Gulley did some Internet sleuthing and quickly found several family members.
A relative informed her that the girl had been put up for adoption, had a new name -- Janna Jones Preston -- and as an adult was looking for her father.
Gulley talked to Janna on the phone, drove to Hatfield's homeless camp in Hanford and handed him her cell phone. It was Janna. They talked, but neither could afford to travel to see each other face to face.
Gulley sent a letter to "The Trisha Goddard Show," a TV talk show that specializes in family issues. A few weeks ago, the show contacted Gulley and flew her, Musgrave and Hatfield to Stamford, Conn. for the Dec. 10 taping of Hatfield and Preston finally reuniting.
But there was a hiccup: Hatfield was crushed when he was told that Janna couldn't be there, although the show would do a live video feed from Florida. But in fact, she was in the studio and suddenly walked onto the stage to greet the father she never knew.
"I lost it," Hatfield said. "I couldn't believe it."
A man who had been homeless for nine years "became a human being right before our eyes," Gulley said.
And now Hatfield, 60, isn't homeless.
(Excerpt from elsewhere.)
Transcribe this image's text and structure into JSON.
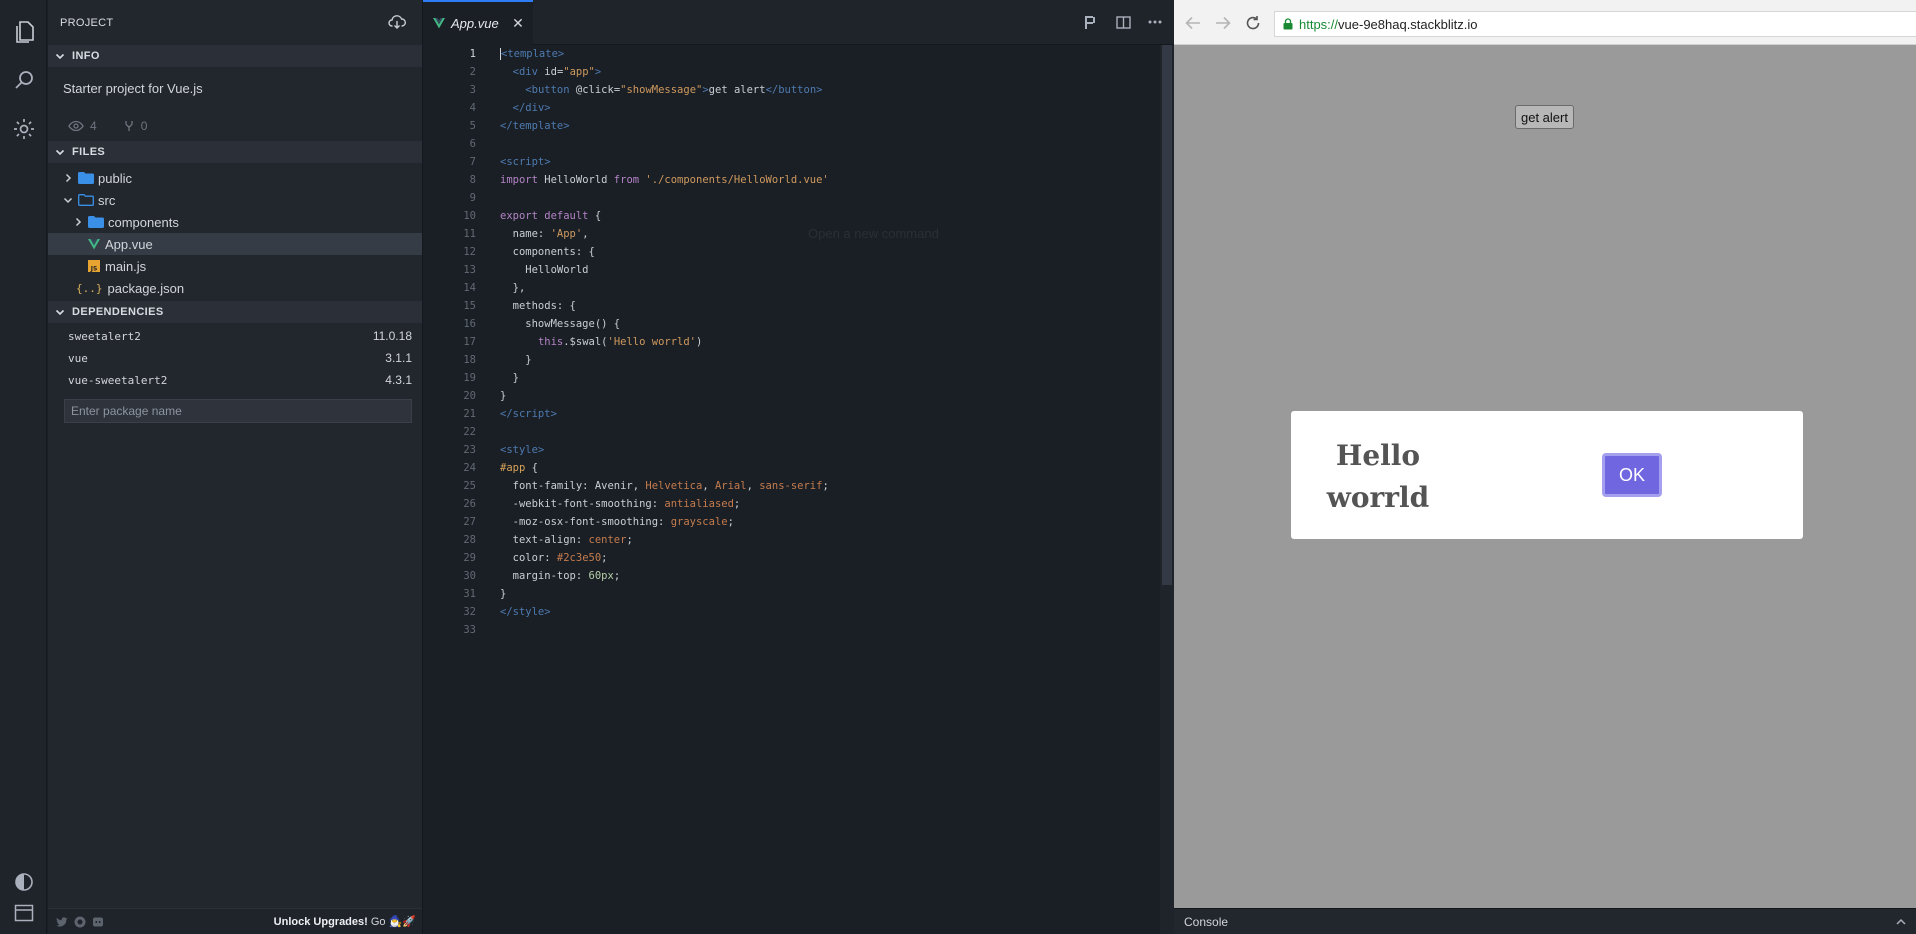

He'd served in the Marines in the early 1970s, so Paul Sanchez of Hanford -- a stranger who stopped to talk with Hatfield outside Walmart -- helped him connect with the Veterans Administration. Now Hatfield gets a monthly VA check that covers rent and groceries, and Hatfield rents a room in Sanchez's home.
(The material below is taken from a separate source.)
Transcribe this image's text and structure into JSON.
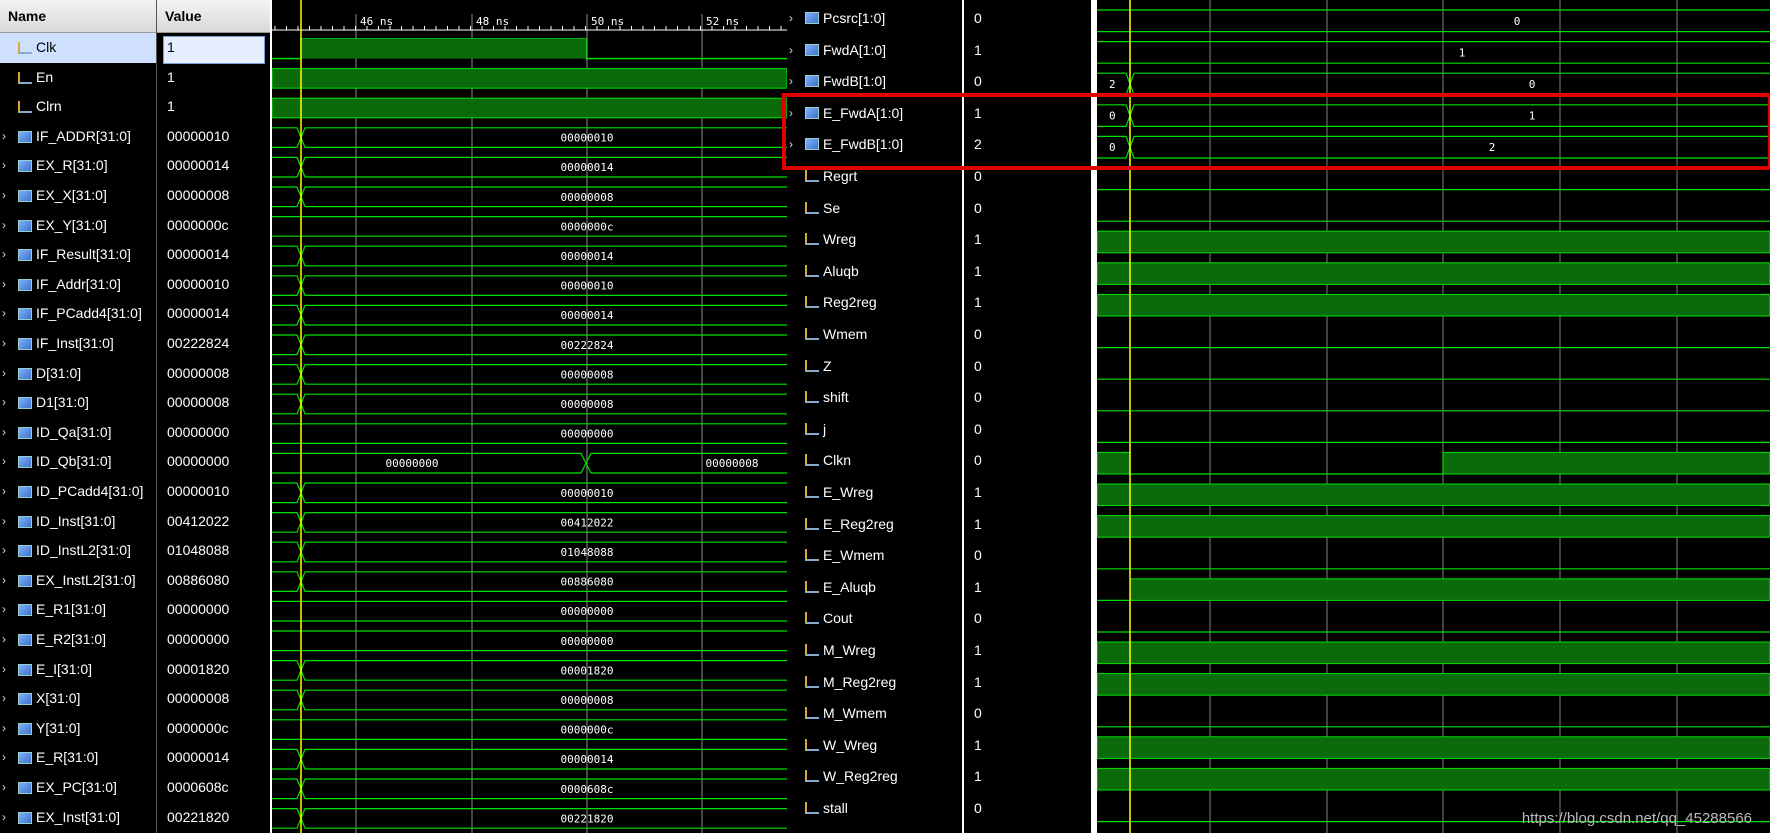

The show airs at 1 p.m. Christmas Day on KAIL Channel 53. Here's a preview.
RUIZ 4 KIDS: The Ruiz 4 Kids Fiesta raised $352,189, a 30% increase from last year, said Kim Ruiz Beck, chairman of Ruiz Foods, Inc. and president of Ruiz 4 Kids.
At a luncheon, four charities received funds: Blind Babies Foundation, $75,654; Wish Upon A Star, $77,224; CASA of Tulare County, $95,954; Miracle League of Visalia, $103,354.
The mission of Ruiz 4 Kinds, started in 1990 at the urging of employees, is to raise money for organizations that help children.
ANITA FUND: Family HealthCare Network, which has clinics in Tulare and Kings counties, handed out 126 holiday gift baskets to patients nominated by the staff.
Baskets included a $75 gift card, blanket, gifts for children, a fresh chicken, berries and nonperishables.
Employees donate from their paychecks to fund the annual Anita Fund program.